**Material for this exercise**
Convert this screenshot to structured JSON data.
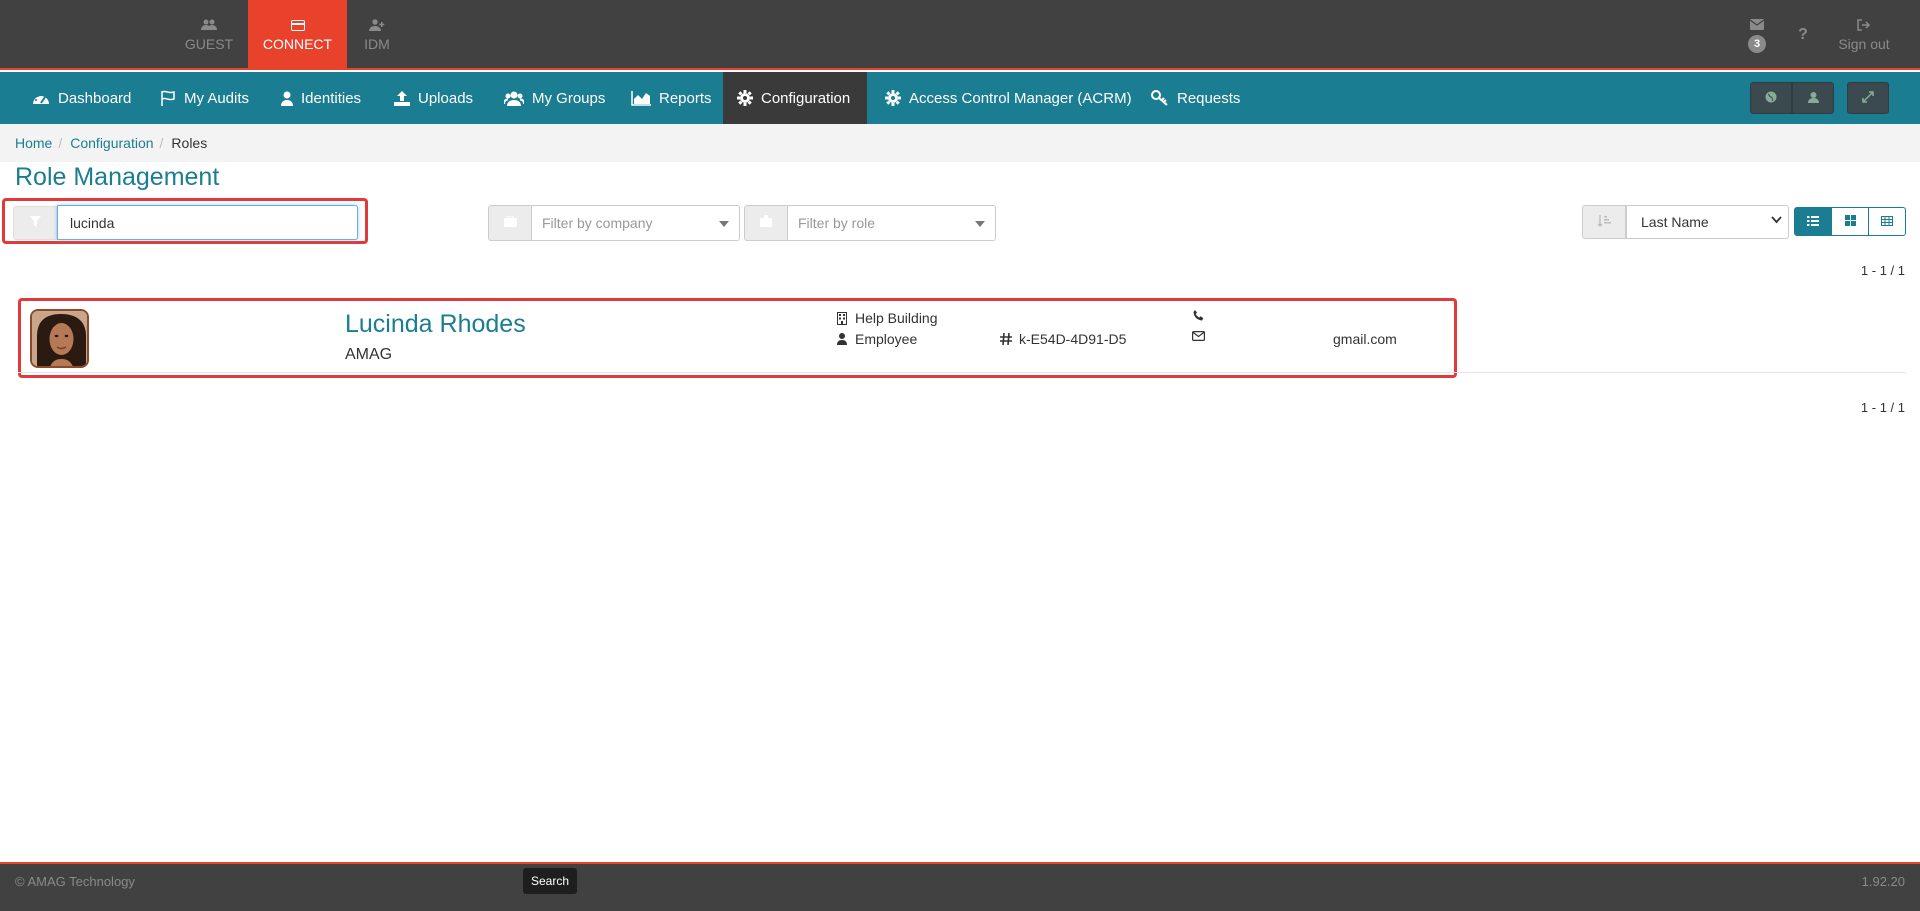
{
  "topbar": {
    "apps": [
      {
        "label": "GUEST",
        "icon": "users-icon"
      },
      {
        "label": "CONNECT",
        "icon": "card-icon"
      },
      {
        "label": "IDM",
        "icon": "user-plus-icon"
      }
    ],
    "mail_count": "3",
    "help_label": "?",
    "signout_label": "Sign out"
  },
  "nav": {
    "items": [
      {
        "label": "Dashboard",
        "icon": "dashboard-icon"
      },
      {
        "label": "My Audits",
        "icon": "flag-icon"
      },
      {
        "label": "Identities",
        "icon": "user-icon"
      },
      {
        "label": "Uploads",
        "icon": "upload-icon"
      },
      {
        "label": "My Groups",
        "icon": "users-icon"
      },
      {
        "label": "Reports",
        "icon": "area-chart-icon"
      },
      {
        "label": "Configuration",
        "icon": "gear-icon"
      },
      {
        "label": "Access Control Manager (ACRM)",
        "icon": "gear-icon"
      },
      {
        "label": "Requests",
        "icon": "key-icon"
      }
    ],
    "active": "Configuration"
  },
  "breadcrumb": {
    "items": [
      "Home",
      "Configuration",
      "Roles"
    ],
    "separator": "/"
  },
  "page": {
    "title": "Role Management"
  },
  "filters": {
    "search_value": "lucinda",
    "company_placeholder": "Filter by company",
    "role_placeholder": "Filter by role",
    "sort_value": "Last Name"
  },
  "pagination": {
    "top": "1 - 1 / 1",
    "bottom": "1 - 1 / 1"
  },
  "results": [
    {
      "name": "Lucinda Rhodes",
      "company": "AMAG",
      "building": "Help Building",
      "role": "Employee",
      "id": "k-E54D-4D91-D5",
      "phone": "",
      "email": "gmail.com"
    }
  ],
  "footer": {
    "copyright": "© AMAG Technology",
    "version": "1.92.20",
    "tooltip": "Search"
  },
  "colors": {
    "brand_teal": "#1b7d91",
    "accent_red": "#e8412c",
    "topbar": "#414141"
  }
}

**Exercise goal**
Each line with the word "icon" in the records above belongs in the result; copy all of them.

**Answer space**
        "icon": "users-icon"
        "icon": "card-icon"
        "icon": "user-plus-icon"
        "icon": "dashboard-icon"
        "icon": "flag-icon"
        "icon": "user-icon"
        "icon": "upload-icon"
        "icon": "users-icon"
        "icon": "area-chart-icon"
        "icon": "gear-icon"
        "icon": "gear-icon"
        "icon": "key-icon"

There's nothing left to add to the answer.